Sullivan (Doyle, Fielder, McCue) Recall Bid Fails

As predicted, the effort to recall Sen. Jim Sullivan for his vote in favor of a statewide smoking has failed, according to WisPolitics Milwaukee Notes.

This attempt was ill-fated from the start. First of all, the recall process is not meant to be used against someone simply because you disagree with the way they voted. If we look at the recall manual on the Wisconsin Government Accountability Board Elections Division web site, we see that the Recall Committee must submit “A statement must be attached to the registration form indicating:

a) the petitioner’s intent to circulate a recall petition,
b) the name of the officeholder for whom recall is sought, and
c) the reason for the recall which is related to the official responsibilities of the officeholder
(the same reason must appear on the petition).

Note the last line. (Well, line c.) The recall must be related to the official responsibilities of the officeholder.
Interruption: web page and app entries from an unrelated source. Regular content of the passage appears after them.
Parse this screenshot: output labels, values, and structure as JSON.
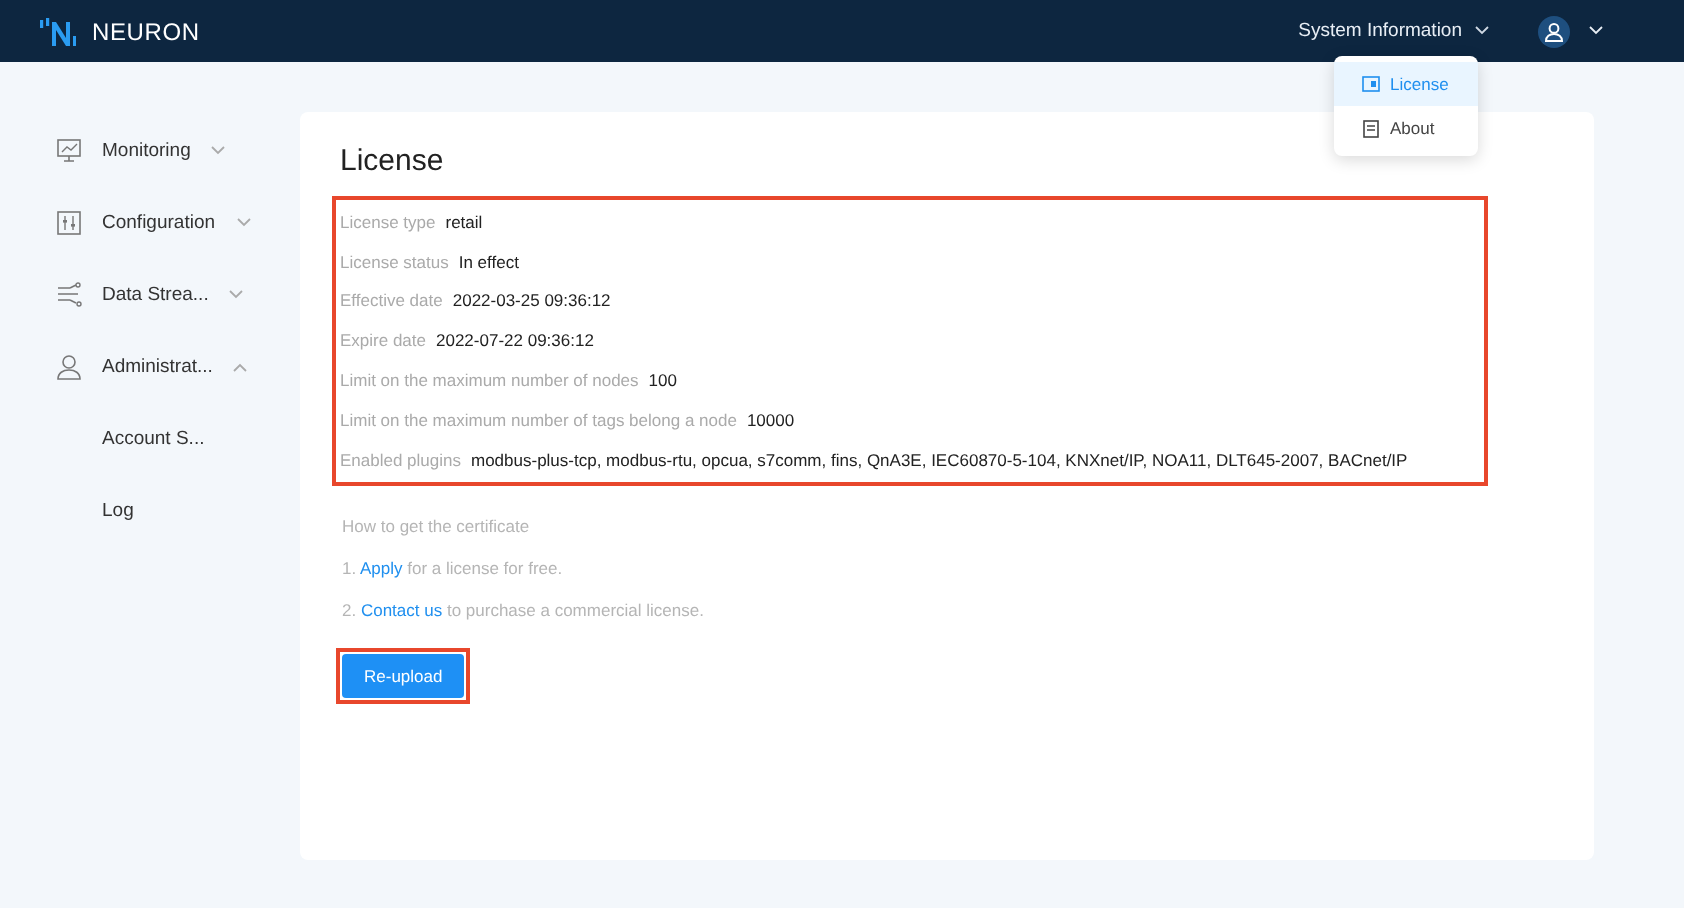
{
  "header": {
    "brand": "NEURON",
    "system_menu": "System Information"
  },
  "dropdown": {
    "items": [
      {
        "label": "License",
        "selected": true
      },
      {
        "label": "About",
        "selected": false
      }
    ]
  },
  "sidebar": {
    "items": [
      {
        "label": "Monitoring",
        "expanded": false
      },
      {
        "label": "Configuration",
        "expanded": false
      },
      {
        "label": "Data Strea...",
        "expanded": false
      },
      {
        "label": "Administrat...",
        "expanded": true,
        "children": [
          {
            "label": "Account S..."
          },
          {
            "label": "Log"
          }
        ]
      }
    ]
  },
  "license": {
    "title": "License",
    "highlighted": true,
    "fields": [
      {
        "label": "License type",
        "value": "retail"
      },
      {
        "label": "License status",
        "value": "In effect"
      },
      {
        "label": "Effective date",
        "value": "2022-03-25 09:36:12"
      },
      {
        "label": "Expire date",
        "value": "2022-07-22 09:36:12"
      },
      {
        "label": "Limit on the maximum number of nodes",
        "value": "100"
      },
      {
        "label": "Limit on the maximum number of tags belong a node",
        "value": "10000"
      },
      {
        "label": "Enabled plugins",
        "value": "modbus-plus-tcp, modbus-rtu, opcua, s7comm, fins, QnA3E, IEC60870-5-104, KNXnet/IP, NOA11, DLT645-2007, BACnet/IP"
      }
    ],
    "help": {
      "title": "How to get the certificate",
      "steps": [
        {
          "prefix": "1.",
          "link": "Apply",
          "suffix": "for a license for free."
        },
        {
          "prefix": "2.",
          "link": "Contact us",
          "suffix": "to purchase a commercial license."
        }
      ]
    },
    "button": {
      "label": "Re-upload",
      "highlighted": true
    }
  }
}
Technically, the attempted signature-gathering was related to Sen. Sullivan’s conduct in office. The problem is, he did nothing wrong. The law should be more specific about the elected official committing an actual grievance. But Senator Sullivan committed no crime or action which undermined the public’s trust. He ran for office saying he would vote in favor of a smoking ban. The statewide smoking ban bill came before the Senate, and he voted for it, and the bill passed.

Some people didn’t like that Senator Sullivan did what he said he would do. So they tried to (try to) recall him. But the people of Wauwatosa (the land of Walker: Tosa Ranger, no less) saw through this and did not support it. Moreover, it seems that the group trying to stage the recall couldn’t get it together.

Senator Sullivan now joins Cudahy, Wisc. Mayor Ryan McCue and Muskego, Wisc. Ald. Noah Fiedler in having recall attempts against them fail to take off. (Both faced almost-attempted recalls were about their actions that prevented Wal-Marts from sucking the life out of their communities.) And, just before this latest round of fail, the attempt to recall Gov. Jim Doyle also failed. They’re on a roll!

Like Mayor  McCue and Ald. Fiedler, Senator Sullivan did nothing wrong. The justification for the recalls against all three were bogus. They all deserved to fail.

If you don’t like the way an elected official has voted, support his or her opponent in the next election. I recommend that the recallistas heed their own advice:

Wisconsin Interests Now announced Friday that it will focus instead on voting Doyle out of office next year should he decide to run again. [wsaw.com]

State Rep. Leah Vukmir is taking on Sullivan next year. Give her your effort, and stop wasting the taxpayers’ time.

Also: Brewtown Gumshoe has a detailed and very insightful story on the recallistas known as Citizens for Republican Responsible Government. And a quick h/t to xoff.

Advertisements

Author: Jason Haas

Jason is an elected member of the Milwaukee County Board of Supervisors, occasionally moonlights as an amateur gardener, and is a proud father of two, or three, depending on how you do the math.

4 thoughts on “Sullivan (Doyle, Fielder, McCue) Recall Bid Fails”

  1. Jason, to clarify things.

    Mayor McCue didn’t face a recall. All that was taken out was the EB-1 to look at the possibility of doing one. There is a great difference. The recall of McCue didn’t happen because no candidate came forward to state they will run against McCue (people didn’t want to be Mayor for a 12-18 months and then campaign again ), so it was decided not to go forward with a recall.

    While in Muskego with Noah Fiedler, the recall did happen, but fell short of the votes.

  2. Yeah, Jeff’s right. There was no actual recall of McCue because despite the insistence of a vocal few in Cudahy, most folks didn’t want to see him go.

    The folks who were pushing the recall saw the writing on the wall and gave up the effort after that.

    1. Yup. Notice that I said “recall attempts against them fail to take off.” the link to the story about the McCue recall attempt asks “where’s the recall?” The words “attempted” are or were in there somewhere. People are often confused with recalls; that there is talk of one means often means to people that “there’s a recall against so-and-so.” Even though that’s not true. Gathering signatures for one doesn’t mean there is one, but people still think there is one. And just because there actually is one doesn’t mean the official will get booted.

Comments are closed.